Raines' argument is not airtight; no one's is. However, the same out clauses that are applied to him have been overlooked for other players. For instance, one sympathetic sportswriter said of Raines, "Should get more votes than he does, but unfortunately his peak years were mostly spent on mediocre teams." Raines' teams finished above .500 in 12 of his 15 seasons as a regular, compared to 8-of-16 for Gwynn. For pity's sake, Ryne Sandberg played on only three winning teams in his whole career. No one ever mentioned that when he was on the ballot, since he played for the Chicago Cubs and was a clean-cut white guy.
Anyway, the song remains the same with Tim Raines. He received 24.3% support in 2008, 22.6 in 2009. Billy Williams, the 1960s and '70s Chicago Cubs outfielder, received similar support (23.4%) in his first go-around in 1982 and was elected five years later. For some reason, he kept gaining about 10% each year. It has not happened for Raines. It needs to this year or next.
The second part of this is feeling personally frustrated at working in the media and being surrounded by people who are rigid when fluidity is needed, especially when people can call BS so conveniently. It is disappointing to hear Jeff Blair, who is always a great read, say he "will not vote for a player on subsequent ballots if I didn't vote for him on the first."
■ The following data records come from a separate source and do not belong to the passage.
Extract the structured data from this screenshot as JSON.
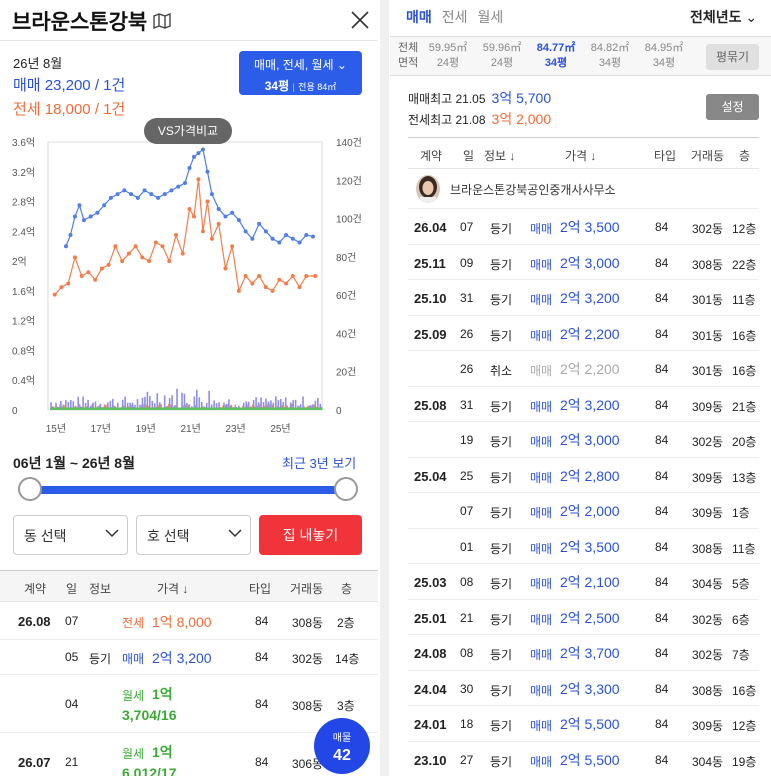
{
  "left": {
    "title": "브라운스톤강북",
    "date": "26년 8월",
    "sale_line": "매매 23,200 / 1건",
    "jeonse_line": "전세 18,000 / 1건",
    "type_button_line1": "매매, 전세, 월세",
    "type_button_pyeong": "34평",
    "type_button_area": "전용 84㎡",
    "vs_button": "VS가격비교",
    "range_text": "06년 1월 ~ 26년 8월",
    "recent_link": "최근 3년 보기",
    "dong_select": "동 선택",
    "ho_select": "호 선택",
    "sell_button": "집 내놓기",
    "table_headers": [
      "계약",
      "일",
      "정보",
      "가격 ↓",
      "타입",
      "거래동",
      "층"
    ],
    "rows": [
      {
        "ym": "26.08",
        "d": "07",
        "info": "",
        "kind": "전세",
        "price_a": "1억",
        "price_b": "8,000",
        "type": "84",
        "dong": "308동",
        "floor": "2층"
      },
      {
        "ym": "",
        "d": "05",
        "info": "등기",
        "kind": "매매",
        "price_a": "2억",
        "price_b": "3,200",
        "type": "84",
        "dong": "302동",
        "floor": "14층"
      },
      {
        "ym": "",
        "d": "04",
        "info": "",
        "kind": "월세",
        "price_a": "1억",
        "price_b": "3,704/16",
        "type": "84",
        "dong": "308동",
        "floor": "3층"
      },
      {
        "ym": "26.07",
        "d": "21",
        "info": "",
        "kind": "월세",
        "price_a": "1억",
        "price_b": "6,012/17",
        "type": "84",
        "dong": "306동",
        "floor": ""
      }
    ],
    "badge_label": "매물",
    "badge_count": "42"
  },
  "right": {
    "tabs": [
      "매매",
      "전세",
      "월세"
    ],
    "year_select": "전체년도",
    "area_label": "전체 면적",
    "areas": [
      {
        "m2": "59.95㎡",
        "py": "24평"
      },
      {
        "m2": "59.96㎡",
        "py": "24평"
      },
      {
        "m2": "84.77㎡",
        "py": "34평"
      },
      {
        "m2": "84.82㎡",
        "py": "34평"
      },
      {
        "m2": "84.95㎡",
        "py": "34평"
      }
    ],
    "pyeong_button": "평묶기",
    "max_sale_label": "매매최고 21.05",
    "max_sale_price": "3억 5,700",
    "max_jeonse_label": "전세최고 21.08",
    "max_jeonse_price": "3억 2,000",
    "settings_button": "설정",
    "table_headers": [
      "계약",
      "일",
      "정보 ↓",
      "가격 ↓",
      "타입",
      "거래동",
      "층"
    ],
    "agent": "브라운스톤강북공인중개사사무소",
    "rows": [
      {
        "ym": "26.04",
        "d": "07",
        "info": "등기",
        "kind": "매매",
        "price": "2억 3,500",
        "type": "84",
        "dong": "302동",
        "floor": "12층"
      },
      {
        "ym": "25.11",
        "d": "09",
        "info": "등기",
        "kind": "매매",
        "price": "2억 3,000",
        "type": "84",
        "dong": "308동",
        "floor": "22층"
      },
      {
        "ym": "25.10",
        "d": "31",
        "info": "등기",
        "kind": "매매",
        "price": "2억 3,200",
        "type": "84",
        "dong": "301동",
        "floor": "11층"
      },
      {
        "ym": "25.09",
        "d": "26",
        "info": "등기",
        "kind": "매매",
        "price": "2억 2,200",
        "type": "84",
        "dong": "301동",
        "floor": "16층"
      },
      {
        "ym": "",
        "d": "26",
        "info": "취소",
        "kind": "매매",
        "price": "2억 2,200",
        "type": "84",
        "dong": "301동",
        "floor": "16층",
        "cancel": true
      },
      {
        "ym": "25.08",
        "d": "31",
        "info": "등기",
        "kind": "매매",
        "price": "2억 3,200",
        "type": "84",
        "dong": "309동",
        "floor": "21층"
      },
      {
        "ym": "",
        "d": "19",
        "info": "등기",
        "kind": "매매",
        "price": "2억 3,000",
        "type": "84",
        "dong": "302동",
        "floor": "20층"
      },
      {
        "ym": "25.04",
        "d": "25",
        "info": "등기",
        "kind": "매매",
        "price": "2억 2,800",
        "type": "84",
        "dong": "309동",
        "floor": "13층"
      },
      {
        "ym": "",
        "d": "07",
        "info": "등기",
        "kind": "매매",
        "price": "2억 2,000",
        "type": "84",
        "dong": "309동",
        "floor": "1층"
      },
      {
        "ym": "",
        "d": "01",
        "info": "등기",
        "kind": "매매",
        "price": "2억 3,500",
        "type": "84",
        "dong": "308동",
        "floor": "11층"
      },
      {
        "ym": "25.03",
        "d": "08",
        "info": "등기",
        "kind": "매매",
        "price": "2억 2,100",
        "type": "84",
        "dong": "304동",
        "floor": "5층"
      },
      {
        "ym": "25.01",
        "d": "21",
        "info": "등기",
        "kind": "매매",
        "price": "2억 2,500",
        "type": "84",
        "dong": "302동",
        "floor": "6층"
      },
      {
        "ym": "24.08",
        "d": "08",
        "info": "등기",
        "kind": "매매",
        "price": "2억 3,700",
        "type": "84",
        "dong": "302동",
        "floor": "7층"
      },
      {
        "ym": "24.04",
        "d": "30",
        "info": "등기",
        "kind": "매매",
        "price": "2억 3,300",
        "type": "84",
        "dong": "308동",
        "floor": "16층"
      },
      {
        "ym": "24.01",
        "d": "18",
        "info": "등기",
        "kind": "매매",
        "price": "2억 5,500",
        "type": "84",
        "dong": "309동",
        "floor": "12층"
      },
      {
        "ym": "23.10",
        "d": "27",
        "info": "등기",
        "kind": "매매",
        "price": "2억 5,500",
        "type": "84",
        "dong": "304동",
        "floor": "19층"
      }
    ]
  },
  "colors": {
    "accent": "#2a52d9",
    "jeonse": "#f26b36",
    "wolse": "#3aaa35",
    "sell": "#f1343a"
  },
  "chart_data": {
    "type": "line",
    "x_tick_labels": [
      "15년",
      "17년",
      "19년",
      "21년",
      "23년",
      "25년"
    ],
    "y_left_tick_labels": [
      "3.6억",
      "3.2억",
      "2.8억",
      "2.4억",
      "2억",
      "1.6억",
      "1.2억",
      "0.8억",
      "0.4억",
      "0"
    ],
    "y_right_tick_labels": [
      "140건",
      "120건",
      "100건",
      "80건",
      "60건",
      "40건",
      "20건",
      "0"
    ],
    "ylim_price": [
      0,
      3.6
    ],
    "ylim_count": [
      0,
      140
    ],
    "series": [
      {
        "name": "매매",
        "color": "#4f7ee8",
        "x": [
          2015.5,
          2015.7,
          2015.9,
          2016.1,
          2016.3,
          2016.6,
          2016.9,
          2017.2,
          2017.5,
          2017.8,
          2018.1,
          2018.4,
          2018.7,
          2019.0,
          2019.3,
          2019.6,
          2019.9,
          2020.2,
          2020.5,
          2020.8,
          2021.0,
          2021.2,
          2021.4,
          2021.6,
          2021.8,
          2022.0,
          2022.3,
          2022.6,
          2022.9,
          2023.2,
          2023.5,
          2023.8,
          2024.1,
          2024.4,
          2024.7,
          2025.0,
          2025.3,
          2025.6,
          2025.9,
          2026.2,
          2026.5
        ],
        "y": [
          2.2,
          2.35,
          2.6,
          2.75,
          2.55,
          2.6,
          2.65,
          2.75,
          2.85,
          2.9,
          2.95,
          2.9,
          2.85,
          2.95,
          2.9,
          2.85,
          2.9,
          2.95,
          3.0,
          3.05,
          3.25,
          3.4,
          3.45,
          3.5,
          3.2,
          2.9,
          2.7,
          2.6,
          2.65,
          2.55,
          2.4,
          2.3,
          2.5,
          2.4,
          2.3,
          2.25,
          2.35,
          2.3,
          2.25,
          2.35,
          2.33
        ]
      },
      {
        "name": "전세",
        "color": "#f27d4a",
        "x": [
          2015.0,
          2015.3,
          2015.6,
          2015.9,
          2016.2,
          2016.5,
          2016.8,
          2017.1,
          2017.4,
          2017.7,
          2018.0,
          2018.3,
          2018.6,
          2018.9,
          2019.2,
          2019.5,
          2019.8,
          2020.1,
          2020.4,
          2020.7,
          2021.0,
          2021.2,
          2021.4,
          2021.6,
          2021.8,
          2022.0,
          2022.3,
          2022.6,
          2022.9,
          2023.2,
          2023.5,
          2023.8,
          2024.1,
          2024.4,
          2024.7,
          2025.0,
          2025.3,
          2025.6,
          2025.9,
          2026.2,
          2026.6
        ],
        "y": [
          1.55,
          1.65,
          1.7,
          2.05,
          1.8,
          1.85,
          1.75,
          1.9,
          1.95,
          2.2,
          2.0,
          2.1,
          2.2,
          2.05,
          2.0,
          2.25,
          2.2,
          2.0,
          2.35,
          2.1,
          2.7,
          2.6,
          3.1,
          2.4,
          2.8,
          2.3,
          2.5,
          1.9,
          2.2,
          1.6,
          1.8,
          1.7,
          1.8,
          1.65,
          1.6,
          1.75,
          1.7,
          1.8,
          1.65,
          1.8,
          1.8
        ]
      }
    ]
  }
}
There are issues with how some ballplayers have crept up to around 20% support to eventually getting the necessary 75% (Jim Rice was a classic example), but come on, Jeff. What, no one should ever re-evaluate their critical opinion, especially if new shit has come to light, man? In other fields, academe, film and literary criticism, people change their minds all the time. They decide they liked a book or movie, or that they hated it. about a book or movie they didn't like the first time around. It's called being human.
Getting back to baseball, you have to be careful not to beat people over the head with sabremetrics. It has found its rightful place. It is just a gas to see poor Jeremy Sandler projecting that he's threatened. Sorry to come off like a graduate of the Harry Neale School of Knowing What Everyone Is Thinking, but here is a grown man who says, "People do not live and die with their favourite players because of mathematical formulae. Adjusted ERA or VORP never made a kid put a poster on his wall." One, as if that proves anything and two, did anyone argue that we should hang our arses on trying to see the world through a child's eyes?
Yeah, when you were a kid, you were drawn to specific ballplayers for all sorts of reasons, but no one voted to put George Bell into the Hall of Fame because he had an awesome Jheri-curl and once tried to do a flying karate kick on a Boston Red Sox pitcher named Bruce Kison.
You grew up, kind of, and you learned to use your mind, instead of losing it when faced with complexity.
Enjoy election day. Please keep an eye on how big a leap Mark McGwire takes. By 2 p.m., Roberto Alomar should be a Hall of Famer. Sweet.